In India, what we’re trying to do is to bring in interoperability so that innovation can continue. The latest instance of that is the Open Network for Digital Commerce (ONDC), which promotes open networks for all aspects of exchange of goods and services over digital networks.
TB: The term that we’re looking at is adversarial interoperability. Look at the history of large technology companies like AT&T, which used to have its own network and its own phones, and could create a vertical monopoly. However, when people started to make phones that were compatible with AT&T networks but weren’t made by AT&T, we not only saw the monopoly and outsized control go away, but we also witnessed innovation and competition flourishing. Phones started becoming funkier with more interesting features.
So, interoperability is, to an extent, about counter technology, but it’s not like there’s a war between government and private companies. Rather, the essential idea is more competition makes things better for everybody.
Bhojwani is not a fan of the double tap feature on Instagram chatsShutterstock
Earlier on, both of you touched upon your relationship with technology. But has writing this book changed the way you engage with your devices?
NN: As I said earlier, I only use Twitter, that too for broadcasting. I don’t get into fights with anyone! But what I realised is that the younger generation, those who grew up with social media, can’t really say that I won’t use Instagram or other such platforms. I also realised the value of things I had done in the past, such as having a proper folder system to sort my emails. I have folders going back over two decades, which can fish out anything from any meeting that happened years back.

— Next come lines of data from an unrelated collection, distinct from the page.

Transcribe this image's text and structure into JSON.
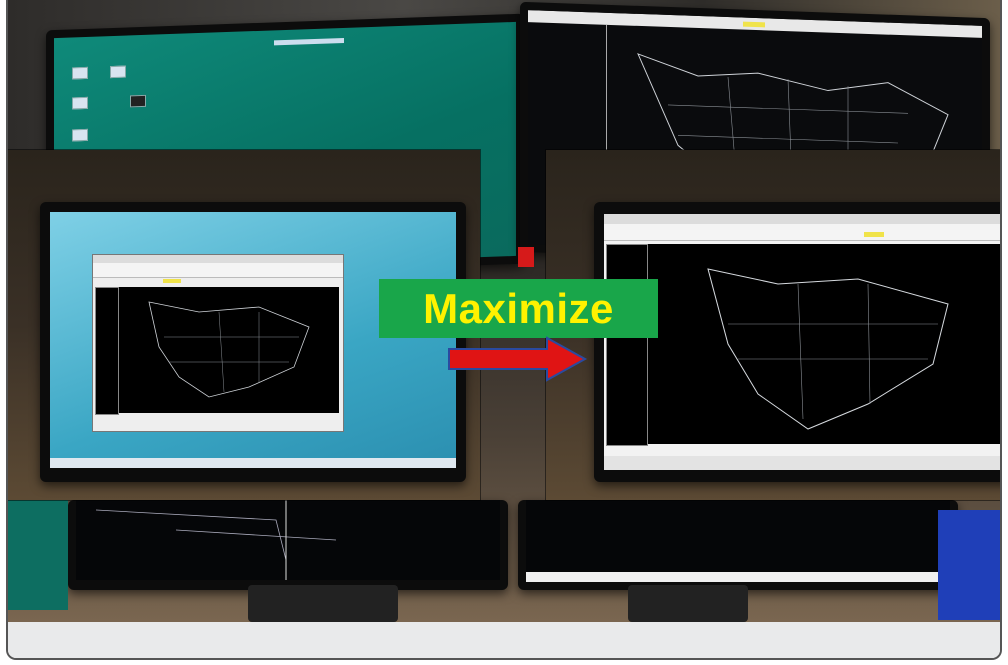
{
  "overlay": {
    "action_label": "Maximize",
    "colors": {
      "badge_bg": "#19a64a",
      "badge_text": "#fff200",
      "arrow": "#e01414",
      "arrow_outline": "#2a4aa0"
    }
  },
  "scene": {
    "description_icons": [
      "arrow-right-icon"
    ]
  }
}
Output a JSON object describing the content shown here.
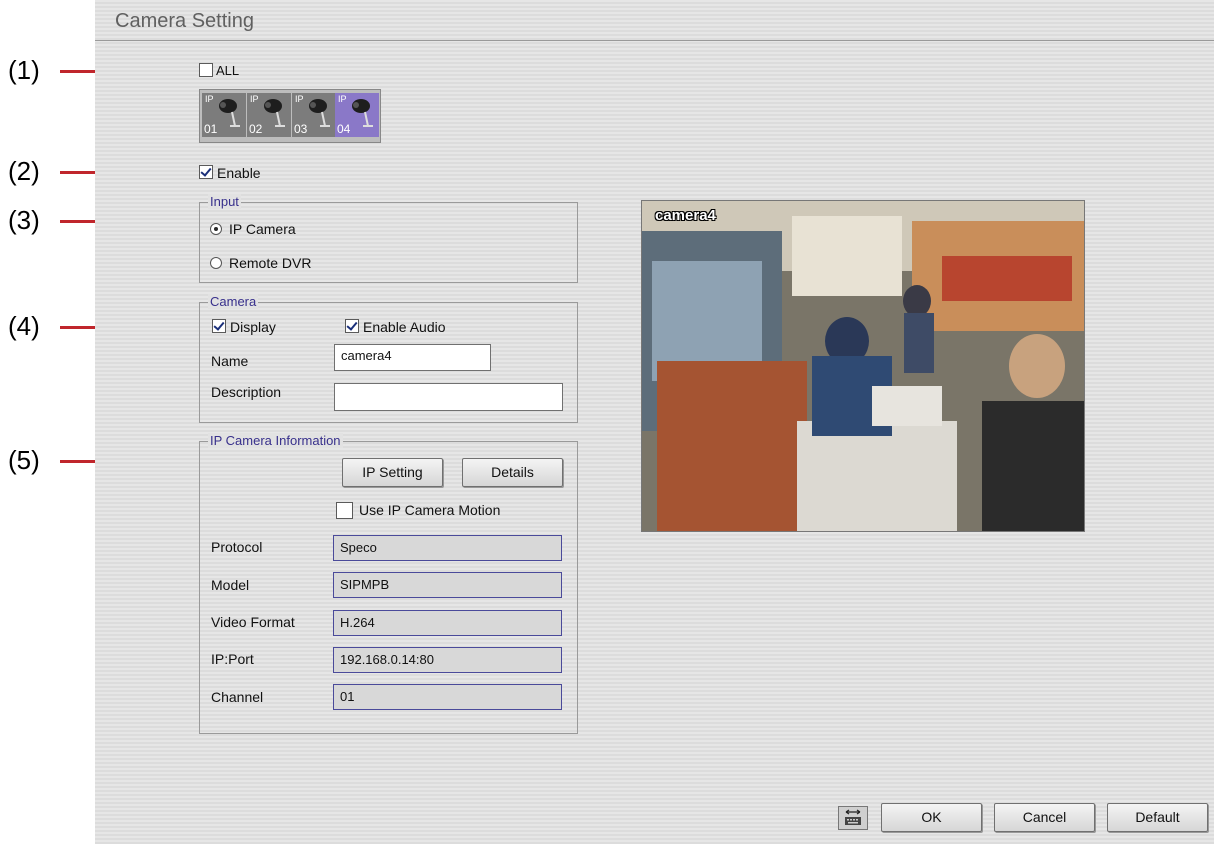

TB: While writing this book, I learnt a lot about how communities across the Internet are really concerned about how to take notes and remember things in the midst of an information overload. Another interesting thing I can recall is how somebody was telling me that conversations never really end on social media. You send something and the other person replies with a “LOL” or an emoji, you react to it, and it keeps going on. I also discovered the double tap feature on Instagram where you heart react to someone’s message. I mean, that’s quite insidious, it’s forcing you to pay too much attention to rather pointless aspects of communication.

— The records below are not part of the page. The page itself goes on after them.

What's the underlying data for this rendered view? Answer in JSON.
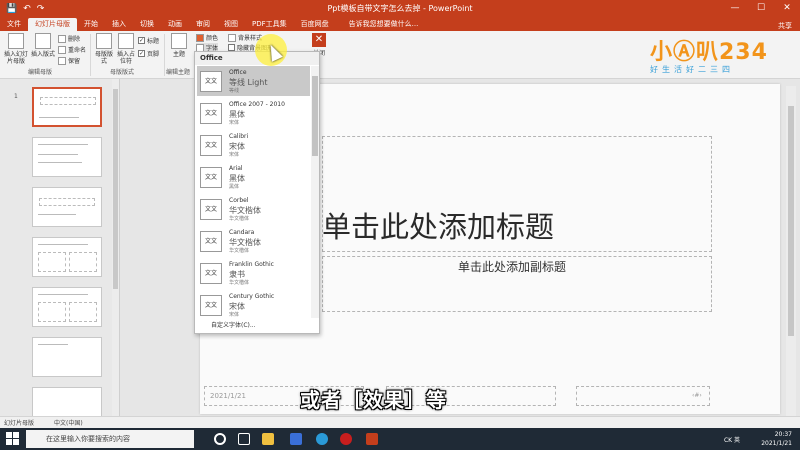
{
  "window": {
    "title": "Ppt模板自带文字怎么去掉 - PowerPoint",
    "controls": [
      "—",
      "☐",
      "✕"
    ]
  },
  "tabs": {
    "items": [
      {
        "label": "文件"
      },
      {
        "label": "幻灯片母版",
        "active": true
      },
      {
        "label": "开始"
      },
      {
        "label": "插入"
      },
      {
        "label": "切换"
      },
      {
        "label": "动画"
      },
      {
        "label": "审阅"
      },
      {
        "label": "视图"
      },
      {
        "label": "PDF工具集"
      },
      {
        "label": "百度网盘"
      }
    ],
    "tell_me": "告诉我您想要做什么...",
    "share": "共享"
  },
  "ribbon": {
    "insert_master": "插入幻灯片母版",
    "insert_layout": "插入版式",
    "delete": "删除",
    "rename": "重命名",
    "preserve": "保留",
    "group_edit_master": "编辑母版",
    "master_layout": "母版版式",
    "insert_placeholder": "插入占位符",
    "title_check": "标题",
    "footer_check": "页脚",
    "group_master_layout": "母版版式",
    "theme": "主题",
    "group_edit_theme": "编辑主题",
    "colors": "颜色",
    "background_styles": "背景样式",
    "fonts": "字体",
    "hide_bg_graphics": "隐藏背景图形",
    "close_master": "关闭母版视图",
    "close_label": "关闭"
  },
  "font_dropdown": {
    "header": "Office",
    "preview_text": "文文",
    "items": [
      {
        "name": "Office",
        "heading": "等线 Light",
        "body": "等线"
      },
      {
        "name": "Office 2007 - 2010",
        "heading": "黑体",
        "body": "宋体"
      },
      {
        "name": "Calibri",
        "heading": "宋体",
        "body": "宋体"
      },
      {
        "name": "Arial",
        "heading": "黑体",
        "body": "黑体"
      },
      {
        "name": "Corbel",
        "heading": "华文楷体",
        "body": "华文楷体"
      },
      {
        "name": "Candara",
        "heading": "华文楷体",
        "body": "华文楷体"
      },
      {
        "name": "Franklin Gothic",
        "heading": "隶书",
        "body": "华文楷体"
      },
      {
        "name": "Century Gothic",
        "heading": "宋体",
        "body": "宋体"
      }
    ],
    "custom": "自定义字体(C)..."
  },
  "thumbnails": {
    "numbers": [
      "1"
    ]
  },
  "slide": {
    "title": "单击此处添加标题",
    "subtitle": "单击此处添加副标题",
    "date": "2021/1/21",
    "number": "‹#›"
  },
  "statusbar": {
    "view": "幻灯片母版",
    "language": "中文(中国)"
  },
  "caption": "或者［效果］等",
  "logo": {
    "brand": "小Ⓐ叭234",
    "tagline": "好生活好二三四"
  },
  "taskbar": {
    "search_placeholder": "在这里输入你要搜索的内容",
    "ime": "CK 英",
    "time": "20:37",
    "date": "2021/1/21"
  },
  "colors": {
    "accent": "#c43e1c",
    "ribbon_bg": "#f3f3f3",
    "taskbar": "#1f2a36"
  }
}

The next question probably applies more to Tanuj. What is your favourite social media platform or digital app to use?
TB: It’s Twitter, because of the simple reason that it’s the place where I can learn the most without anybody’s permission.
NN: I don’t like any media where algorithms feed me information, that’s like a slippery slope. I prefer linear platforms.

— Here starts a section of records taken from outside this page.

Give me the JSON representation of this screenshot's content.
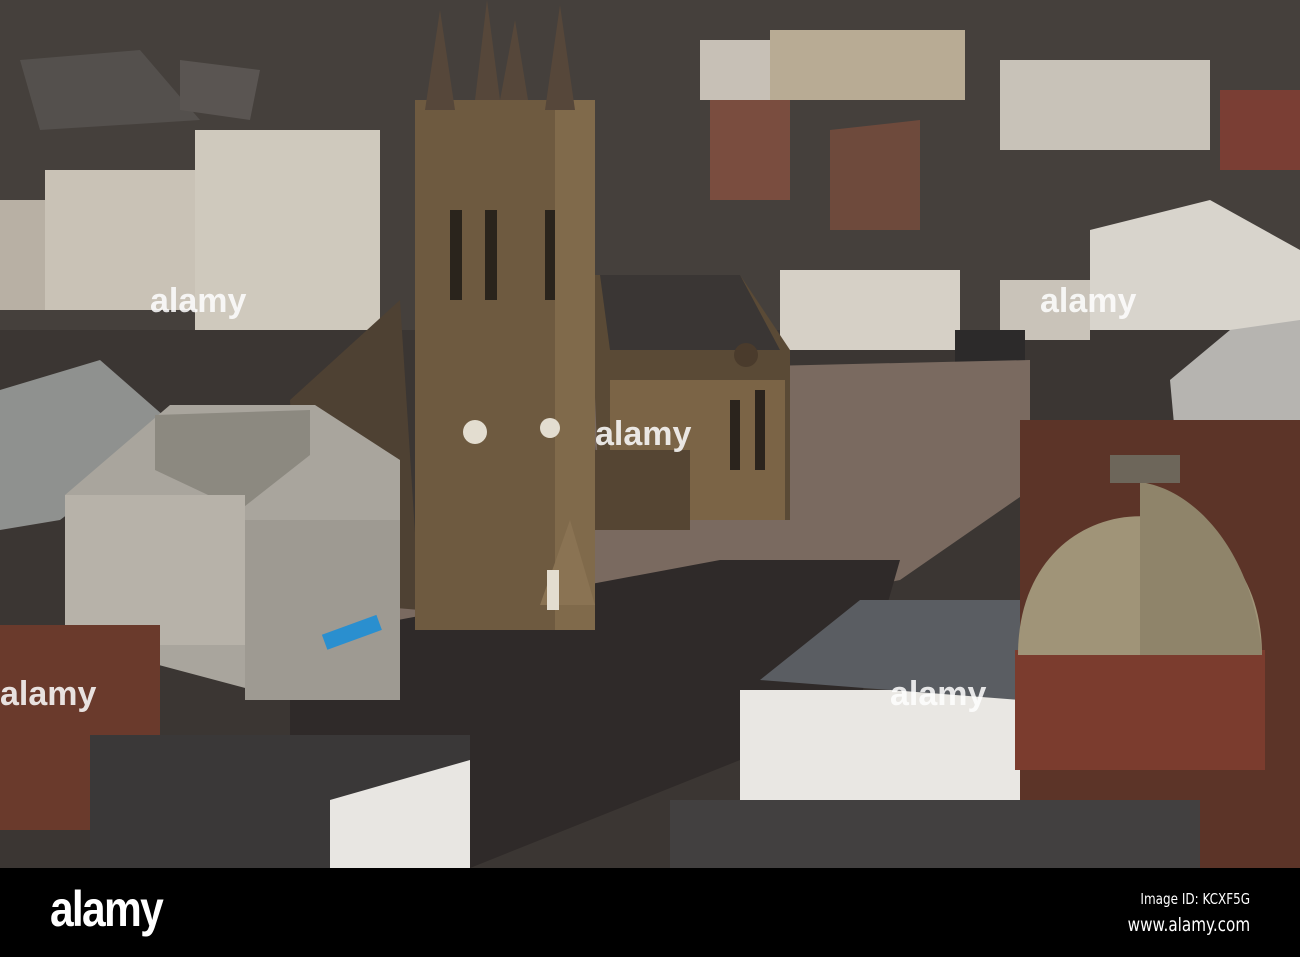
{
  "photo": {
    "subject": "Aerial view of town square with church tower",
    "watermark": "alamy"
  },
  "footer": {
    "logo": "alamy",
    "image_id": "Image ID: KCXF5G",
    "website": "www.alamy.com"
  },
  "colors": {
    "rooftops": "#3b3633",
    "plaza_lit": "#7a6a60",
    "plaza_shadow": "#2f2a29",
    "sandstone": "#6e5a40",
    "office": "#a9a59d",
    "dome": "#a09478",
    "brick": "#6a3a2c"
  }
}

Finally, to end with an optimistic outlook in the midst of our digital dystopia, give us one reason to be hopeful about technology…
NN: Primarily, we think that the digital challenge is something people can overcome, not by will power but through smart use of systems. We can also be hopeful once we realise that we need both individual and collective solutions. Look at the pandemic, the individual solution is wearing a mask while the collective solution is vaccination. Even in the digital world, individual solutions need to be there to function in a more efficient manner, but we also need larger solutions like interoperability.
TB: Digital infrastructure is easier to change than actual, physical infrastructure. Rewriting code is much easier than revamping a city that’s structured to increase inequality. Changing energy dependency from petroleum to solar is hard, but going from one app to another is easier. So even though we are where we are, there’s nothing inevitable about losing hope. The key is to replace the winner-takes-all model with a model for public good. Can we do it really quickly? If we really want to, we can, maybe even in a couple of years. That’s what makes us hopeful.